  4. Two questions come to mind. Are they advertising to replace retiring corps members? If so, why can't vacancies be filled by ENB's school?
  5. Watching the F1 grand prix today I was reminded that Filipe Massa announced his retirement at the end of last season then changed his mind and is still whizzing round the track, I'm hoping something like that will be happening at ENB. It's nearly two months to the end of the season and if a week is a long tine in politics, a week in ballet is doubly so.
  6. I presume the unwanted speculation would be as to why so many are going rather than the numbers? Perhaps the O/P was being a little premature as the company doesn't finish its season until August but I daresay intentions will be posted on Facebook (some already have) and one young dancer in particular is making a very exciting move. The thought has just occurred to me that if a similar number were to be leaving the RB, 90% of the posters here would be having kittens, oh well,
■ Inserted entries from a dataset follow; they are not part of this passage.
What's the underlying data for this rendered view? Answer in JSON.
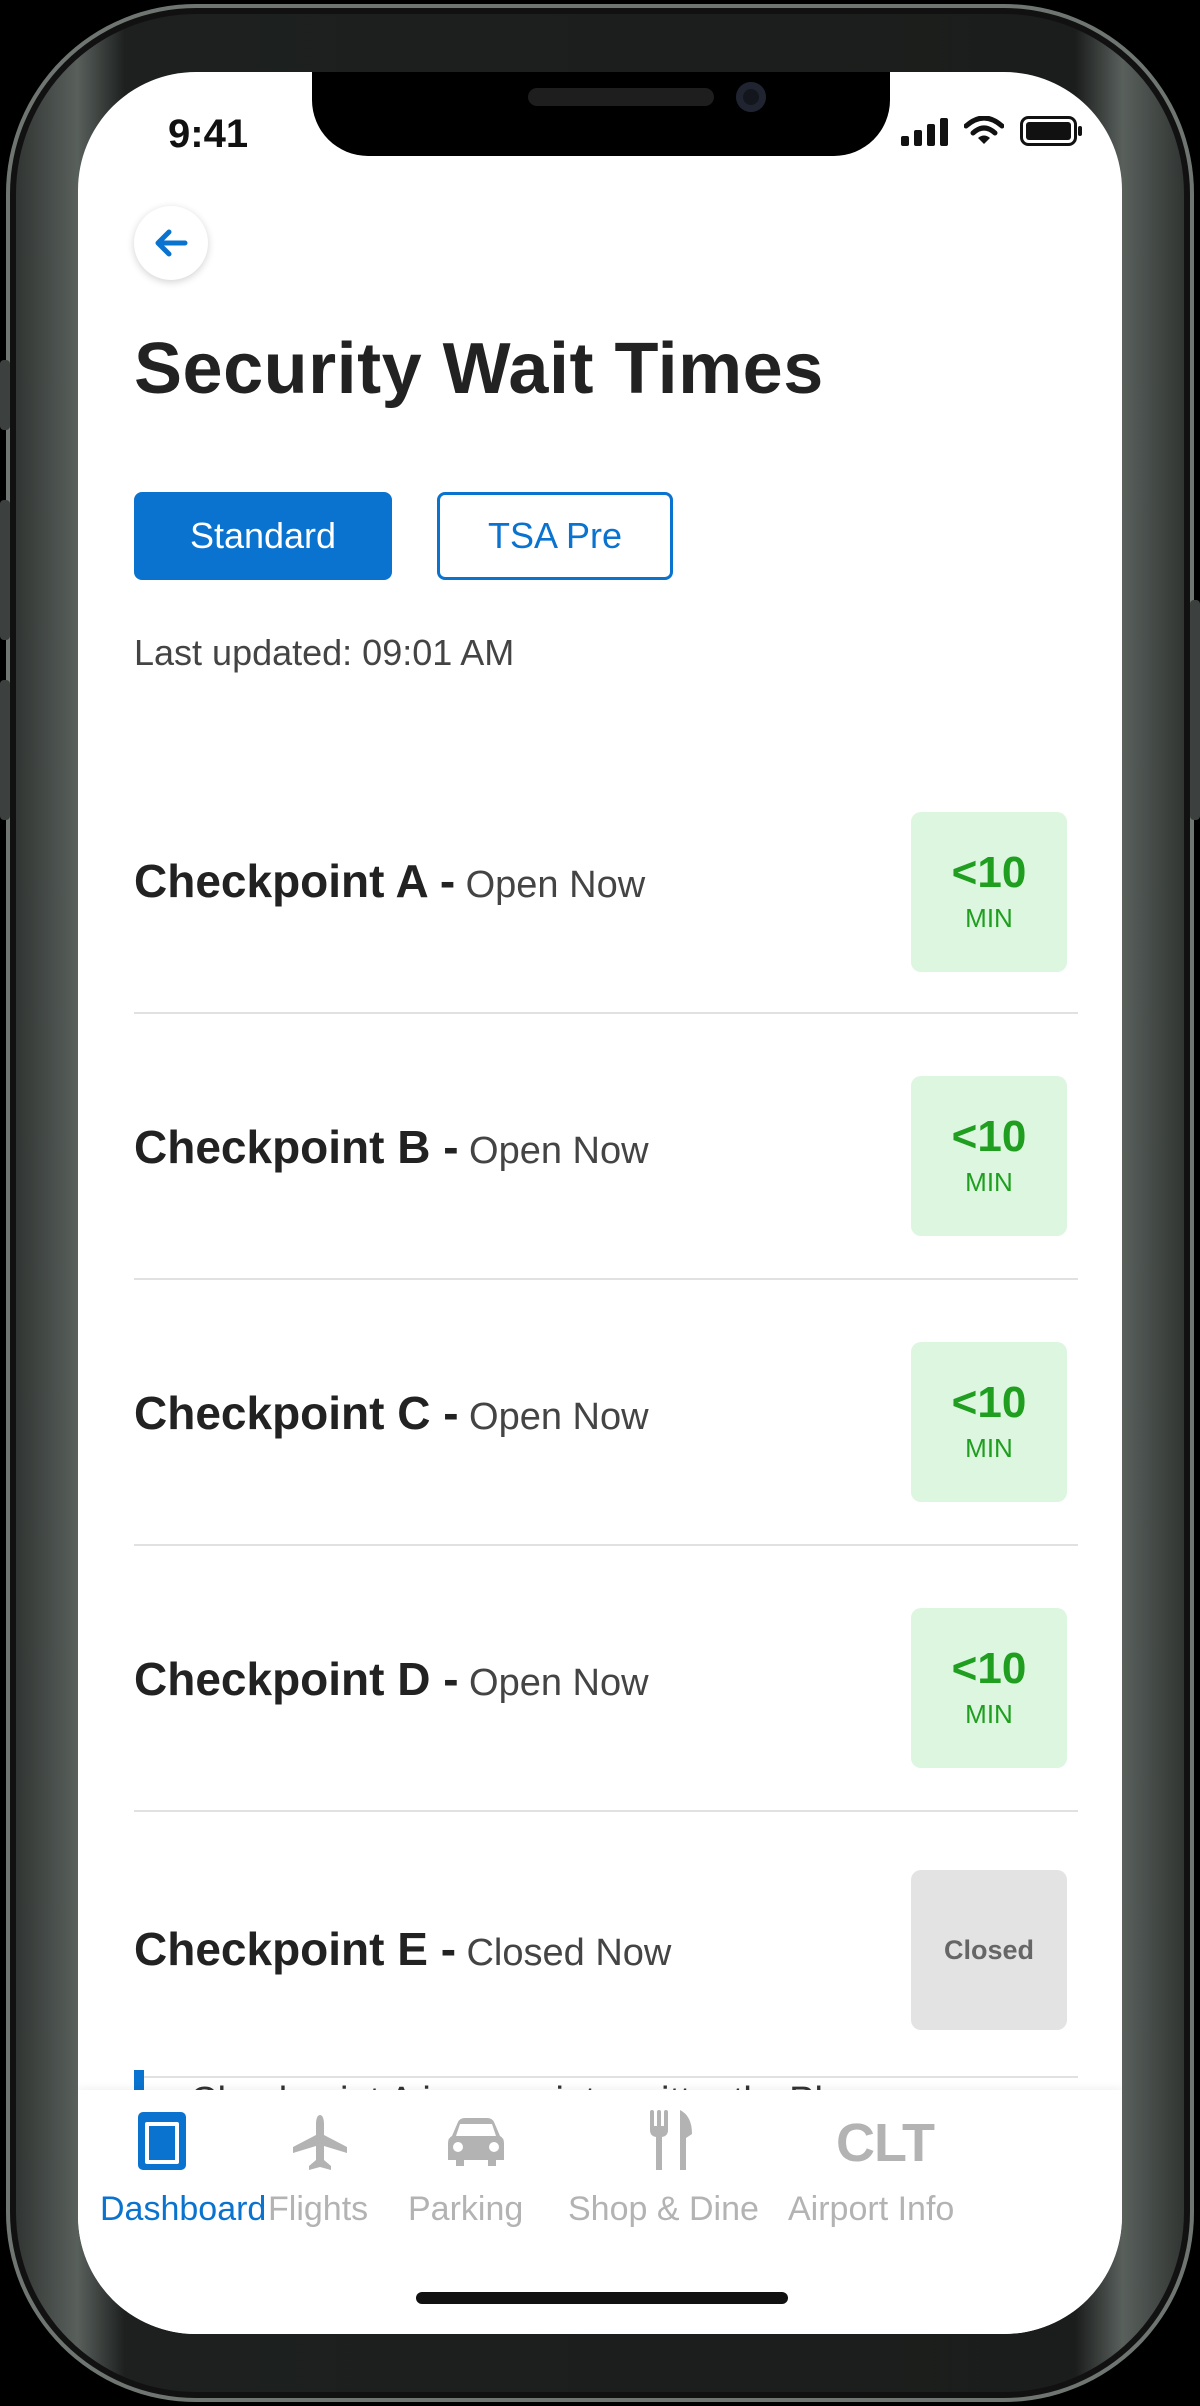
{
  "status_bar": {
    "time": "9:41"
  },
  "header": {
    "title": "Security Wait Times"
  },
  "filters": {
    "standard_label": "Standard",
    "tsa_pre_label": "TSA Pre",
    "selected": "Standard"
  },
  "last_updated": "Last updated: 09:01 AM",
  "checkpoints": [
    {
      "name": "Checkpoint A -",
      "status": "Open Now",
      "wait_value": "<10",
      "wait_unit": "MIN"
    },
    {
      "name": "Checkpoint B -",
      "status": "Open Now",
      "wait_value": "<10",
      "wait_unit": "MIN"
    },
    {
      "name": "Checkpoint C -",
      "status": "Open Now",
      "wait_value": "<10",
      "wait_unit": "MIN"
    },
    {
      "name": "Checkpoint D -",
      "status": "Open Now",
      "wait_value": "<10",
      "wait_unit": "MIN"
    },
    {
      "name": "Checkpoint E -",
      "status": "Closed Now",
      "wait_badge": "Closed"
    }
  ],
  "notice": {
    "text": "Checkpoint A is open intermittently. Please"
  },
  "tab_bar": {
    "tabs": [
      {
        "label": "Dashboard",
        "icon": "dashboard-icon",
        "active": true
      },
      {
        "label": "Flights",
        "icon": "airplane-icon",
        "active": false
      },
      {
        "label": "Parking",
        "icon": "car-icon",
        "active": false
      },
      {
        "label": "Shop & Dine",
        "icon": "fork-knife-icon",
        "active": false
      },
      {
        "label": "Airport Info",
        "icon": "clt-icon",
        "icon_text": "CLT",
        "active": false
      }
    ]
  },
  "colors": {
    "accent": "#0a73cf",
    "open_badge_bg": "#dcf6df",
    "open_badge_text": "#1f9e1f",
    "closed_badge_bg": "#e3e3e3"
  }
}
  7. I was told by one of the aforementioned leavers that the member is 15, various reasonx for leaving I believe but worrying all the same. Two in particular are in my opinion a catastrophic loss.
  8. One more comment, an official (?) photographer with an incredibly noisy shutter was a huge distraction to those sitting in the rear stalls, I understand complaints were made to the staff.
  9. I imagine most people's Facebook friends are actually relatives, so news about a sick relation would resonate all round. If you don't like an image it takes a second to remove it from your timeline.
  10. You missed out the very efficient air conditioning, much appreciated on days as hot as last Sunday.
  11. Ryzhkina was indeed exquisite and such a privilege to see Mekuriev again. Anyuta never comes to London so a real treat to see the romantic pas de deux, I was lucky enough to see Maximova in the role in Moscow but Kretova is a more than worthy successor in the role. Even in such a star environment the little gypsy was a sweetheart, I think she won quite a few hearts on Sunday evening.
  12. Indeed, but I actually have a ballet loving pal in Nottingham and appreciate the O/P's dilemma.
  13. I'm sure 'coals to Newcastle' has a Russian equivalent.
  14. Choreography always sits best on a dancer close in stature to a role's creator, therefore my choice would be Osipova. Sadly I never saw the ballet in its entirety before the recent reconstruction, but the last act pas de deux was a favourite party piece of Fonteyn's, usually danced with Attilio Labis, Doreen Wells also favoured Sylvia at galas but would dance the pas de deux from earlier in the ballet, most memorably with Maris Liepa. The style in which these two ladies danced the role still stays in my mind. Russians, both dancers and audiences, experience love at first sight with Ashton's choreography, how I would love them to bring their Sylvias to London, I am heartened by the fact that as the Brits cool towards the master, Russian interest is being ignited. I would strongly prefer Bonelli over Clarke as Aminta as he has the charm and stage experience to bring much to what is a rather empty role technically, when he dances I'm uninterested in his age, I'm only aware of the positives he brings to everything he does.